Task item:
Lines holding the word "JSON": how many does the material below have? Answer with nothing but the number.

========================================================================

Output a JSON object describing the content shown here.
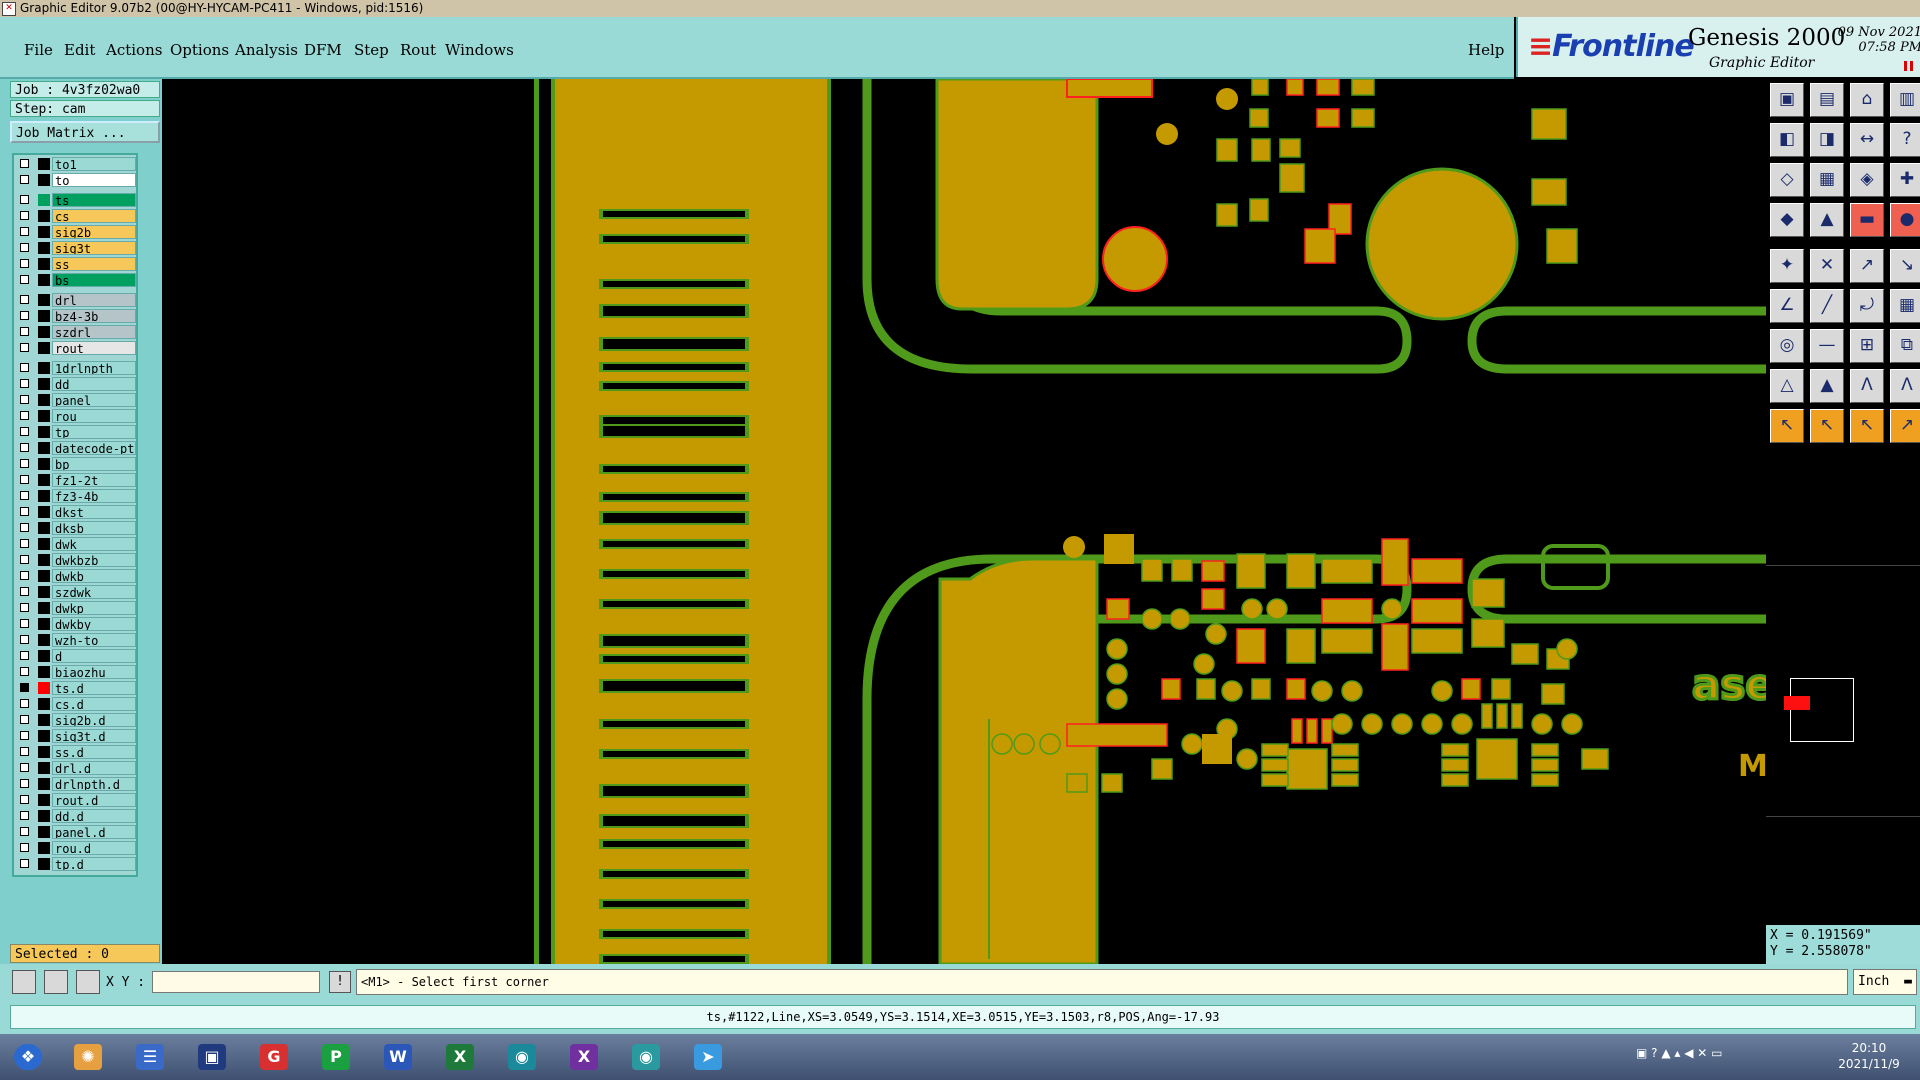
{
  "titlebar": {
    "title": "Graphic Editor 9.07b2 (00@HY-HYCAM-PC411 - Windows, pid:1516)"
  },
  "menu": {
    "items": [
      "File",
      "Edit",
      "Actions",
      "Options",
      "Analysis",
      "DFM",
      "Step",
      "Rout",
      "Windows"
    ],
    "help": "Help"
  },
  "brand": {
    "logo": "Frontline",
    "product": "Genesis 2000",
    "subtitle": "Graphic Editor",
    "date": "09 Nov 2021",
    "time": "07:58 PM"
  },
  "job": {
    "job_label": "Job : 4v3fz02wa0",
    "step_label": "Step: cam",
    "matrix_button": "Job Matrix ..."
  },
  "layers": [
    {
      "name": "to1",
      "color": "#9bd9d4",
      "sw": ""
    },
    {
      "name": "to",
      "color": "#ffffff",
      "sw": ""
    },
    {
      "name": "ts",
      "color": "#00a060",
      "sw": "#00a060",
      "active": true
    },
    {
      "name": "cs",
      "color": "#f6c85a",
      "sw": ""
    },
    {
      "name": "sig2b",
      "color": "#f6c85a",
      "sw": ""
    },
    {
      "name": "sig3t",
      "color": "#f6c85a",
      "sw": ""
    },
    {
      "name": "ss",
      "color": "#f6c85a",
      "sw": ""
    },
    {
      "name": "bs",
      "color": "#00a060",
      "sw": ""
    },
    {
      "name": "drl",
      "color": "#b4c4c8",
      "sw": ""
    },
    {
      "name": "bz4-3b",
      "color": "#b4c4c8",
      "sw": ""
    },
    {
      "name": "szdrl",
      "color": "#b4c4c8",
      "sw": ""
    },
    {
      "name": "rout",
      "color": "#e6e6e6",
      "sw": ""
    },
    {
      "name": "1drlnpth",
      "color": "#9bd9d4",
      "sw": ""
    },
    {
      "name": "dd",
      "color": "#9bd9d4",
      "sw": ""
    },
    {
      "name": "panel",
      "color": "#9bd9d4",
      "sw": ""
    },
    {
      "name": "rou",
      "color": "#9bd9d4",
      "sw": ""
    },
    {
      "name": "tp",
      "color": "#9bd9d4",
      "sw": ""
    },
    {
      "name": "datecode-pt",
      "color": "#9bd9d4",
      "sw": ""
    },
    {
      "name": "bp",
      "color": "#9bd9d4",
      "sw": ""
    },
    {
      "name": "fz1-2t",
      "color": "#9bd9d4",
      "sw": ""
    },
    {
      "name": "fz3-4b",
      "color": "#9bd9d4",
      "sw": ""
    },
    {
      "name": "dkst",
      "color": "#9bd9d4",
      "sw": ""
    },
    {
      "name": "dksb",
      "color": "#9bd9d4",
      "sw": ""
    },
    {
      "name": "dwk",
      "color": "#9bd9d4",
      "sw": ""
    },
    {
      "name": "dwkbzb",
      "color": "#9bd9d4",
      "sw": ""
    },
    {
      "name": "dwkb",
      "color": "#9bd9d4",
      "sw": ""
    },
    {
      "name": "szdwk",
      "color": "#9bd9d4",
      "sw": ""
    },
    {
      "name": "dwkp",
      "color": "#9bd9d4",
      "sw": ""
    },
    {
      "name": "dwkby",
      "color": "#9bd9d4",
      "sw": ""
    },
    {
      "name": "wzh-to",
      "color": "#9bd9d4",
      "sw": ""
    },
    {
      "name": "d",
      "color": "#9bd9d4",
      "sw": ""
    },
    {
      "name": "biaozhu",
      "color": "#9bd9d4",
      "sw": ""
    },
    {
      "name": "ts.d",
      "color": "#9bd9d4",
      "sw": "#ff0000",
      "active": true
    },
    {
      "name": "cs.d",
      "color": "#9bd9d4",
      "sw": ""
    },
    {
      "name": "sig2b.d",
      "color": "#9bd9d4",
      "sw": ""
    },
    {
      "name": "sig3t.d",
      "color": "#9bd9d4",
      "sw": ""
    },
    {
      "name": "ss.d",
      "color": "#9bd9d4",
      "sw": ""
    },
    {
      "name": "drl.d",
      "color": "#9bd9d4",
      "sw": ""
    },
    {
      "name": "drlnpth.d",
      "color": "#9bd9d4",
      "sw": ""
    },
    {
      "name": "rout.d",
      "color": "#9bd9d4",
      "sw": ""
    },
    {
      "name": "dd.d",
      "color": "#9bd9d4",
      "sw": ""
    },
    {
      "name": "panel.d",
      "color": "#9bd9d4",
      "sw": ""
    },
    {
      "name": "rou.d",
      "color": "#9bd9d4",
      "sw": ""
    },
    {
      "name": "tp.d",
      "color": "#9bd9d4",
      "sw": ""
    }
  ],
  "selected": "Selected : 0",
  "coords": {
    "x": "X = 0.191569\"",
    "y": "Y = 2.558078\""
  },
  "command": {
    "xy_label": "X Y :",
    "xy_value": "",
    "prompt": "<M1> - Select first corner",
    "units": "Inch",
    "bang": "!"
  },
  "status": "ts,#1122,Line,XS=3.0549,YS=3.1514,XE=3.0515,YE=3.1503,r8,POS,Ang=-17.93",
  "canvas_text": "ase",
  "canvas_text2": "M",
  "colors": {
    "copper": "#c49a00",
    "mask": "#4f9a1a",
    "highlight": "#ff2020",
    "panel": "#99d9d6"
  },
  "taskbar": {
    "time": "20:10",
    "date": "2021/11/9",
    "apps": [
      "start",
      "seashell",
      "notepad",
      "save",
      "genesis",
      "pdf",
      "word",
      "excel",
      "viewer",
      "xapp",
      "fish",
      "feishu"
    ]
  }
}
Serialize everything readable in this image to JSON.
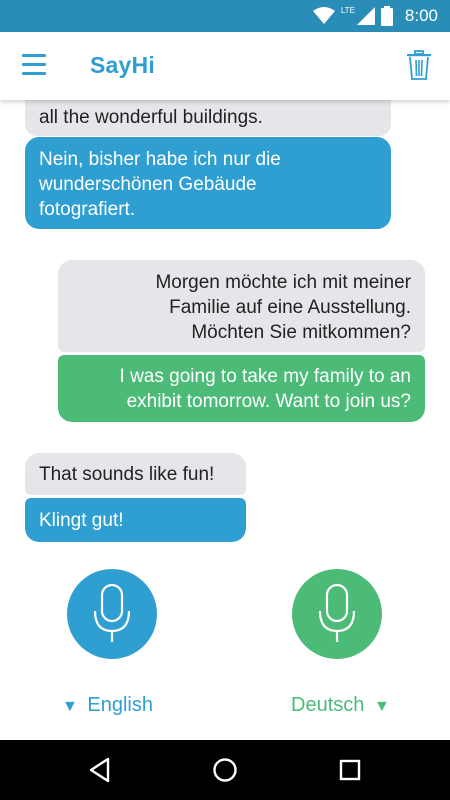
{
  "status_bar": {
    "network_label": "LTE",
    "time": "8:00"
  },
  "app_bar": {
    "title": "SayHi"
  },
  "messages": [
    {
      "original": "all the wonderful buildings.",
      "translation": [
        "Nein, bisher habe ich nur die",
        "wunderschönen Gebäude",
        "fotografiert."
      ]
    },
    {
      "original": [
        "Morgen möchte ich mit meiner",
        "Familie auf eine Ausstellung.",
        "Möchten Sie mitkommen?"
      ],
      "translation": [
        "I was going to take my family to an",
        "exhibit tomorrow. Want to join us?"
      ]
    },
    {
      "original": "That sounds like fun!",
      "translation": "Klingt gut!"
    }
  ],
  "languages": {
    "left": {
      "arrow": "▼",
      "label": "English"
    },
    "right": {
      "arrow": "▼",
      "label": "Deutsch"
    }
  },
  "colors": {
    "accent_blue": "#2f9fd2",
    "accent_green": "#4cbb78",
    "bubble_gray": "#e6e6ea",
    "status_bar": "#2a8db8"
  },
  "icons": {
    "menu": "hamburger-menu-icon",
    "trash": "trash-icon",
    "mic": "microphone-icon",
    "back": "back-triangle-icon",
    "home": "home-circle-icon",
    "recents": "recents-square-icon"
  }
}
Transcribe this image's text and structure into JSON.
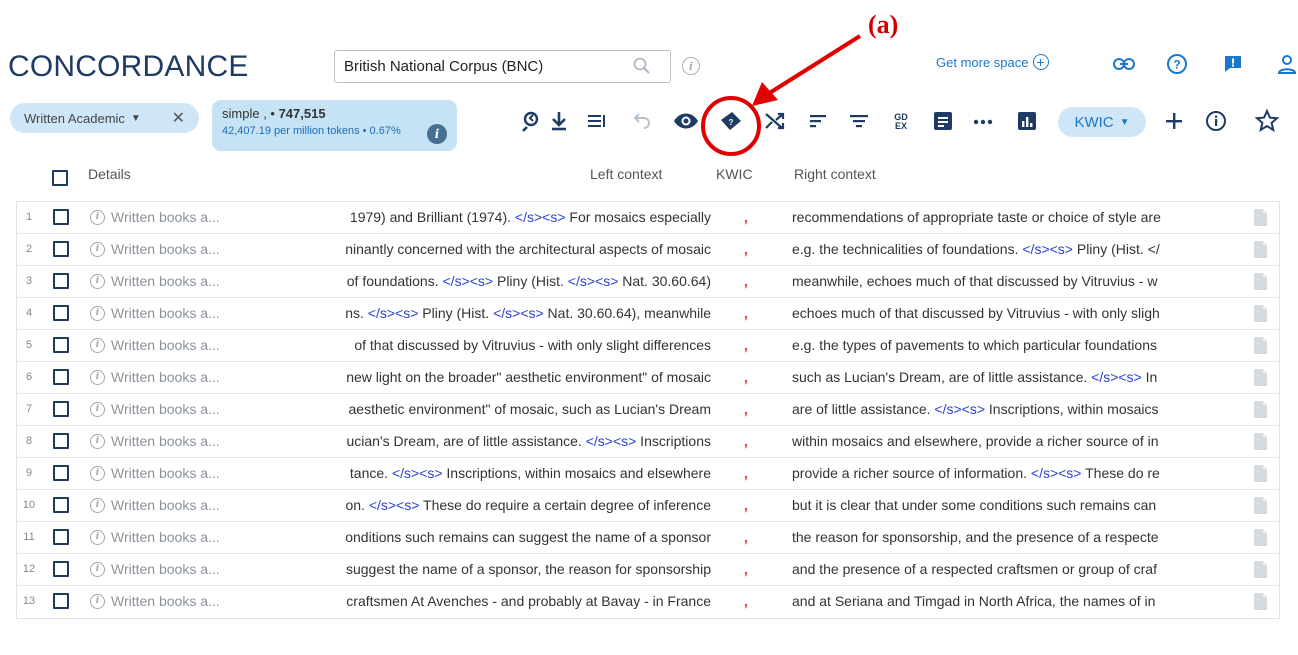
{
  "header": {
    "title": "CONCORDANCE",
    "corpus_value": "British National Corpus (BNC)",
    "get_more_space": "Get more space",
    "annotation_label": "(a)"
  },
  "filter_chip": {
    "label": "Written Academic"
  },
  "result": {
    "query": "simple",
    "count": "747,515",
    "stats": "42,407.19 per million tokens • 0.67%"
  },
  "toolbar": {
    "view_mode": "KWIC",
    "icons": [
      "reduce-icon",
      "download-icon",
      "lines-icon",
      "undo-icon",
      "eye-icon",
      "gdex-ticket-icon",
      "shuffle-icon",
      "sort-icon",
      "filter-icon",
      "gdex-icon",
      "text-type-icon",
      "more-icon",
      "frequency-icon",
      "kwic-dropdown",
      "add-icon",
      "info-icon",
      "star-icon"
    ]
  },
  "columns": {
    "details": "Details",
    "left": "Left context",
    "kwic": "KWIC",
    "right": "Right context"
  },
  "colors": {
    "accent": "#1b78c8",
    "title": "#1f3b63",
    "kwic": "#e23b3b",
    "tag": "#2a3fd6",
    "annotation": "#e00000"
  },
  "rows": [
    {
      "num": "1",
      "details": "Written books a...",
      "left": "1979) and Brilliant (1974). </s><s> For mosaics especially",
      "kwic": ",",
      "right": "recommendations of appropriate taste or choice of style are"
    },
    {
      "num": "2",
      "details": "Written books a...",
      "left": "ninantly concerned with the architectural aspects of mosaic",
      "kwic": ",",
      "right": "e.g. the technicalities of foundations. </s><s> Pliny (Hist. </"
    },
    {
      "num": "3",
      "details": "Written books a...",
      "left": "of foundations. </s><s> Pliny (Hist. </s><s> Nat. 30.60.64)",
      "kwic": ",",
      "right": "meanwhile, echoes much of that discussed by Vitruvius - w"
    },
    {
      "num": "4",
      "details": "Written books a...",
      "left": "ns. </s><s> Pliny (Hist. </s><s> Nat. 30.60.64), meanwhile",
      "kwic": ",",
      "right": "echoes much of that discussed by Vitruvius - with only sligh"
    },
    {
      "num": "5",
      "details": "Written books a...",
      "left": "of that discussed by Vitruvius - with only slight differences",
      "kwic": ",",
      "right": "e.g. the types of pavements to which particular foundations"
    },
    {
      "num": "6",
      "details": "Written books a...",
      "left": "new light on the broader\" aesthetic environment\" of mosaic",
      "kwic": ",",
      "right": "such as Lucian's Dream, are of little assistance. </s><s> In"
    },
    {
      "num": "7",
      "details": "Written books a...",
      "left": "aesthetic environment\" of mosaic, such as Lucian's Dream",
      "kwic": ",",
      "right": "are of little assistance. </s><s> Inscriptions, within mosaics"
    },
    {
      "num": "8",
      "details": "Written books a...",
      "left": "ucian's Dream, are of little assistance. </s><s> Inscriptions",
      "kwic": ",",
      "right": "within mosaics and elsewhere, provide a richer source of in"
    },
    {
      "num": "9",
      "details": "Written books a...",
      "left": "tance. </s><s> Inscriptions, within mosaics and elsewhere",
      "kwic": ",",
      "right": "provide a richer source of information. </s><s> These do re"
    },
    {
      "num": "10",
      "details": "Written books a...",
      "left": "on. </s><s> These do require a certain degree of inference",
      "kwic": ",",
      "right": "but it is clear that under some conditions such remains can"
    },
    {
      "num": "11",
      "details": "Written books a...",
      "left": "onditions such remains can suggest the name of a sponsor",
      "kwic": ",",
      "right": "the reason for sponsorship, and the presence of a respecte"
    },
    {
      "num": "12",
      "details": "Written books a...",
      "left": "suggest the name of a sponsor, the reason for sponsorship",
      "kwic": ",",
      "right": "and the presence of a respected craftsmen or group of craf"
    },
    {
      "num": "13",
      "details": "Written books a...",
      "left": "craftsmen At Avenches - and probably at Bavay - in France",
      "kwic": ",",
      "right": "and at Seriana and Timgad in North Africa, the names of in"
    }
  ]
}
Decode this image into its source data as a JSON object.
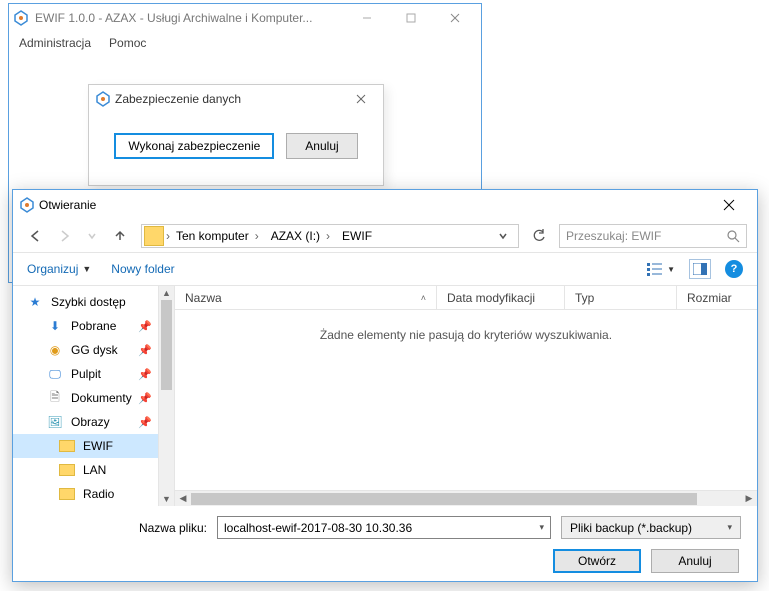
{
  "app": {
    "title": "EWIF 1.0.0 - AZAX - Usługi Archiwalne i Komputer...",
    "menu": {
      "admin": "Administracja",
      "help": "Pomoc"
    }
  },
  "backupDialog": {
    "title": "Zabezpieczenie danych",
    "do_backup": "Wykonaj zabezpieczenie",
    "cancel": "Anuluj"
  },
  "openDialog": {
    "title": "Otwieranie",
    "breadcrumb": {
      "seg0": "Ten komputer",
      "seg1": "AZAX (I:)",
      "seg2": "EWIF"
    },
    "search_placeholder": "Przeszukaj: EWIF",
    "toolbar": {
      "organize": "Organizuj",
      "new_folder": "Nowy folder"
    },
    "columns": {
      "name": "Nazwa",
      "modified": "Data modyfikacji",
      "type": "Typ",
      "size": "Rozmiar"
    },
    "empty_message": "Żadne elementy nie pasują do kryteriów wyszukiwania.",
    "sidebar": {
      "quick": "Szybki dostęp",
      "items": [
        {
          "label": "Pobrane"
        },
        {
          "label": "GG dysk"
        },
        {
          "label": "Pulpit"
        },
        {
          "label": "Dokumenty"
        },
        {
          "label": "Obrazy"
        },
        {
          "label": "EWIF"
        },
        {
          "label": "LAN"
        },
        {
          "label": "Radio"
        }
      ]
    },
    "filename_label": "Nazwa pliku:",
    "filename_value": "localhost-ewif-2017-08-30 10.30.36",
    "filetype_value": "Pliki backup (*.backup)",
    "open_btn": "Otwórz",
    "cancel_btn": "Anuluj"
  }
}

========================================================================

Response to the exercise:
4